Data extract:

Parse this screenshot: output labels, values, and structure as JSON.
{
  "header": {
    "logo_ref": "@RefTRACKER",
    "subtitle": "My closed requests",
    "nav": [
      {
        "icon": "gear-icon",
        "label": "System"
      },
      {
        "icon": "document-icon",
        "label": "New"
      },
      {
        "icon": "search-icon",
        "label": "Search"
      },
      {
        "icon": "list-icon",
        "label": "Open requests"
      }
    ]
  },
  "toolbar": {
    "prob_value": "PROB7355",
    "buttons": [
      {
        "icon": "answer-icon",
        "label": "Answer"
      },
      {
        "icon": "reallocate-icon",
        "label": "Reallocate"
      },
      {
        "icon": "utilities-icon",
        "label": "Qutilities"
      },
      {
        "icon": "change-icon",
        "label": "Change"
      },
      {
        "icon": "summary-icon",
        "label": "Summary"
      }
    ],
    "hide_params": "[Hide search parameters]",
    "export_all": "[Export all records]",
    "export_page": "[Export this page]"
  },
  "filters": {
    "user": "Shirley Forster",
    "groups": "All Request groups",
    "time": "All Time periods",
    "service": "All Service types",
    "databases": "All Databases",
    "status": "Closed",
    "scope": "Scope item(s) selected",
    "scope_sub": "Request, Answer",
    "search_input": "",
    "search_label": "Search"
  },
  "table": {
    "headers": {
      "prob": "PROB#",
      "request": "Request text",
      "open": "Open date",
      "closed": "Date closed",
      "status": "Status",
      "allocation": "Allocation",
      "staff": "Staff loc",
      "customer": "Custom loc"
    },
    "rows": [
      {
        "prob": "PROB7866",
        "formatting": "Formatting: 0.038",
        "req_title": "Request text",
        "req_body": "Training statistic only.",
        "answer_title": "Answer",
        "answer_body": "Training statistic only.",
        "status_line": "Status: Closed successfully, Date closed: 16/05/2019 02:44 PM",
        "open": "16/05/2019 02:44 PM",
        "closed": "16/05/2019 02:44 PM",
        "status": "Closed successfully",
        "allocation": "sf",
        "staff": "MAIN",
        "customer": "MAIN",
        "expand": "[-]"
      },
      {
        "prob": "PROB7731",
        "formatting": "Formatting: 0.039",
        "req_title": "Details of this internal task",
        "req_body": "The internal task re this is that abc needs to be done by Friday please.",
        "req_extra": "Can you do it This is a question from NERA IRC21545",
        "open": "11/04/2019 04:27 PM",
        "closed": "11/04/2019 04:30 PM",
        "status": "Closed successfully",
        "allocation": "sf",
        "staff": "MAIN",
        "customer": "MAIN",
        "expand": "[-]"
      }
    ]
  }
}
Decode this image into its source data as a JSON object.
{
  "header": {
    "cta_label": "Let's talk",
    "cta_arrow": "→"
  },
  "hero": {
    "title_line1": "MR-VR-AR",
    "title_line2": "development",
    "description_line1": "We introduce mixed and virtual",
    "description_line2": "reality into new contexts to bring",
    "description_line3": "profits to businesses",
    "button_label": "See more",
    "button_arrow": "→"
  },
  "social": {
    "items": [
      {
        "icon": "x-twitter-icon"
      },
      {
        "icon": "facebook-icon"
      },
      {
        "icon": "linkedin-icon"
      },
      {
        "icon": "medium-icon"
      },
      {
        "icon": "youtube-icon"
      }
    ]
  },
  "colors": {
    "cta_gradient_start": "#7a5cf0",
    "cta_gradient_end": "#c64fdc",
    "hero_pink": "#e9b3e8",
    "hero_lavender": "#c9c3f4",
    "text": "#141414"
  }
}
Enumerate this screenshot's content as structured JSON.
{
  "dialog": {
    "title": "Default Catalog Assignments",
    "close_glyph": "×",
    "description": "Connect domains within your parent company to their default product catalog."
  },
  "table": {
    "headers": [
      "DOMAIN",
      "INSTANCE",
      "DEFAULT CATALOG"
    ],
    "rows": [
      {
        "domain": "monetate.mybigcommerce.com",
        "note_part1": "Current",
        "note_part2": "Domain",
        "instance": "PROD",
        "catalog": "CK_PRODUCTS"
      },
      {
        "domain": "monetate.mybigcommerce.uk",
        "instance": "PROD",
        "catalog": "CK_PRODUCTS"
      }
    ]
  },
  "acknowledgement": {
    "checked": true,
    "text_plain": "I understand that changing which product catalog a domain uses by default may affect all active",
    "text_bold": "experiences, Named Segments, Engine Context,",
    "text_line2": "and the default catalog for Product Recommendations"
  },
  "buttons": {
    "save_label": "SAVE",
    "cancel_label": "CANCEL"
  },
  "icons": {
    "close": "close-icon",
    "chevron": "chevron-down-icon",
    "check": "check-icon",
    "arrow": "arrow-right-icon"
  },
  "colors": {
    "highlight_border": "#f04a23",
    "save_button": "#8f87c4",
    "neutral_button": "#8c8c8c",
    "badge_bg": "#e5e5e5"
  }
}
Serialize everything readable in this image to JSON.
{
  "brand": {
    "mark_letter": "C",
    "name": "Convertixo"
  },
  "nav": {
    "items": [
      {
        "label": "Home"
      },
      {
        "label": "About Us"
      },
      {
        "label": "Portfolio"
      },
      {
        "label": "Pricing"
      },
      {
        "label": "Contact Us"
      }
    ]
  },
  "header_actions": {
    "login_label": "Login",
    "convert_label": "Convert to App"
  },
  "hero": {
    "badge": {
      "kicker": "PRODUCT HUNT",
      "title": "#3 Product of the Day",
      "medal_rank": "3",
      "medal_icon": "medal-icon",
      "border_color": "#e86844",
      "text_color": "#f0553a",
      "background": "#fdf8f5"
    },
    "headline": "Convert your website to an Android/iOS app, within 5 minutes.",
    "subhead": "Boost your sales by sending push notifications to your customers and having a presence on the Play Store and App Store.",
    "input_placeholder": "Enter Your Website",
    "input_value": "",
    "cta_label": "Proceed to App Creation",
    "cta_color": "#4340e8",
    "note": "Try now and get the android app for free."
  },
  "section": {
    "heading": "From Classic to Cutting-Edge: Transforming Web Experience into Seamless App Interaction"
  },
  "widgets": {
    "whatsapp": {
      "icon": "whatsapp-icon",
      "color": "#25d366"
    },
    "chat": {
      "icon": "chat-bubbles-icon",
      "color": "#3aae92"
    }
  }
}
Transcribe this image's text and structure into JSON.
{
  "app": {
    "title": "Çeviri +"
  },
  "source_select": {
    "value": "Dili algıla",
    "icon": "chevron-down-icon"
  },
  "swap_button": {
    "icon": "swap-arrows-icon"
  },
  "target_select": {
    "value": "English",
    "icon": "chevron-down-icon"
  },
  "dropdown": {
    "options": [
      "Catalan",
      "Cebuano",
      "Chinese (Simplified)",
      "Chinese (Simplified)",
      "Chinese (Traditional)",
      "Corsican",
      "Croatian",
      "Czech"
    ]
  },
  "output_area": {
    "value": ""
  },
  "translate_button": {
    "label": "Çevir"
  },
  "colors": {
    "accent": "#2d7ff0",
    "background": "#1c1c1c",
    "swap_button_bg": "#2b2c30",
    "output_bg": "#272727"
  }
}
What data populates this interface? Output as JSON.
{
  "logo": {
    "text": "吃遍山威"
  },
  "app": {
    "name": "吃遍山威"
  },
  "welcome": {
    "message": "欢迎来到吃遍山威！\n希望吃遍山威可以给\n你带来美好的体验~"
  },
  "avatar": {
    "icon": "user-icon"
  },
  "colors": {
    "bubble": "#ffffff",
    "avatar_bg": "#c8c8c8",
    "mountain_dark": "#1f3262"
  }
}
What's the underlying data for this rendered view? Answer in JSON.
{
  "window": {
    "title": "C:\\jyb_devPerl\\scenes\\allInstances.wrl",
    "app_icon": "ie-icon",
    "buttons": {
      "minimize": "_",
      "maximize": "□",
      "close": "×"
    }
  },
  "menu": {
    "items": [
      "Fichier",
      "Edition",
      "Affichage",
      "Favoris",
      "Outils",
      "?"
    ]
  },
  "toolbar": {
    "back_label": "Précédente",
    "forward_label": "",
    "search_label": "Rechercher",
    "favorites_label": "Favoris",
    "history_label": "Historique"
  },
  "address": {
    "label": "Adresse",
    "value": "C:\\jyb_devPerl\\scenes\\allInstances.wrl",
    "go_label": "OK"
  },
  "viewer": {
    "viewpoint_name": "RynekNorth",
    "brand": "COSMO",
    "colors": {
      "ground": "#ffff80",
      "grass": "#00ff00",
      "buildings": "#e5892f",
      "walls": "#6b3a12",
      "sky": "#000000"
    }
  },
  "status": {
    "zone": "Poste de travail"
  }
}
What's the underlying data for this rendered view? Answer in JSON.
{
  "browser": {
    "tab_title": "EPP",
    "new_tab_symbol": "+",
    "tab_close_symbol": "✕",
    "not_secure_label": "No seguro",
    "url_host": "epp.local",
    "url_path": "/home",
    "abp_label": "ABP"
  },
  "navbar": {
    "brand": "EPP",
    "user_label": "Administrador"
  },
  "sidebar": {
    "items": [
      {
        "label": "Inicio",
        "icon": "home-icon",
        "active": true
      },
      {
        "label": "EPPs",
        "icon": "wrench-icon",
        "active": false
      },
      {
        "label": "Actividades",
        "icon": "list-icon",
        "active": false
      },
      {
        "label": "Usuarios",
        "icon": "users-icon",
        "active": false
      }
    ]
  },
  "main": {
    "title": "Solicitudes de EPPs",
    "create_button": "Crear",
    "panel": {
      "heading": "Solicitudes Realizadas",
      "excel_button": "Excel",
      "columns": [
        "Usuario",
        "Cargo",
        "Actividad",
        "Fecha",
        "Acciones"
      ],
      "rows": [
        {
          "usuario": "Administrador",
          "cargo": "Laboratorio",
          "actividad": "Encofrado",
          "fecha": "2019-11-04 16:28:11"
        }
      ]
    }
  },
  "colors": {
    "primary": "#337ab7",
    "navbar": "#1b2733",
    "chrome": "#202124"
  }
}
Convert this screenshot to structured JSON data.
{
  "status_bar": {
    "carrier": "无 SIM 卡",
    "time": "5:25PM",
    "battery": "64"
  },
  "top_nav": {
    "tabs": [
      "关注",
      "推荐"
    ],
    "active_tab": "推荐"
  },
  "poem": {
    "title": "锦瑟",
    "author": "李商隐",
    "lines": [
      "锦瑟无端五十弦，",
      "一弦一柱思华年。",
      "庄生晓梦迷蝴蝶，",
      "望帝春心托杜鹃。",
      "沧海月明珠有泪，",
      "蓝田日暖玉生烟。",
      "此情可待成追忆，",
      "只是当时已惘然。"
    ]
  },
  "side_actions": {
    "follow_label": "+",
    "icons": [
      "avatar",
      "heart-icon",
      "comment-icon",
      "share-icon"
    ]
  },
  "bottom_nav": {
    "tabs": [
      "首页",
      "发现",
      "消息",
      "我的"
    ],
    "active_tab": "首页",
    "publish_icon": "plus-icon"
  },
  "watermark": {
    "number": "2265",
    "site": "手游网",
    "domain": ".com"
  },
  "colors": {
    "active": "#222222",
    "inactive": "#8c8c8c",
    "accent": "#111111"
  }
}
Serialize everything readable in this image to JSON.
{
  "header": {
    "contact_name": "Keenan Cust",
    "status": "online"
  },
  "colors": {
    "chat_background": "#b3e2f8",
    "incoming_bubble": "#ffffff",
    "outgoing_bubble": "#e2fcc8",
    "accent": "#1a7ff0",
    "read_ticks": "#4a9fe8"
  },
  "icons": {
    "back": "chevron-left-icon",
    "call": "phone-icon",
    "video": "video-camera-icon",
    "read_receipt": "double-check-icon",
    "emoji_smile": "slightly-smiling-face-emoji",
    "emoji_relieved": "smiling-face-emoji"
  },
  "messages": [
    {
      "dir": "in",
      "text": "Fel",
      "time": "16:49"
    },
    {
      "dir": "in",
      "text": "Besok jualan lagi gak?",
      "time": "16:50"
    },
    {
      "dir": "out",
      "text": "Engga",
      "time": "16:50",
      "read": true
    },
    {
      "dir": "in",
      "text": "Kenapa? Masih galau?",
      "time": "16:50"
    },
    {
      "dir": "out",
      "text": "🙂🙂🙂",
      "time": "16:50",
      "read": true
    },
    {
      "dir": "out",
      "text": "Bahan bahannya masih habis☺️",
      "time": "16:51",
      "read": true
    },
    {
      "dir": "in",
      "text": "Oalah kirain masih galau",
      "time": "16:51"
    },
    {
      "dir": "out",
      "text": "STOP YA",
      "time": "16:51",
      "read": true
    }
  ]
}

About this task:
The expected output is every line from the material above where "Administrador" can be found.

Answer space:
    "user_label": "Administrador"
          "usuario": "Administrador",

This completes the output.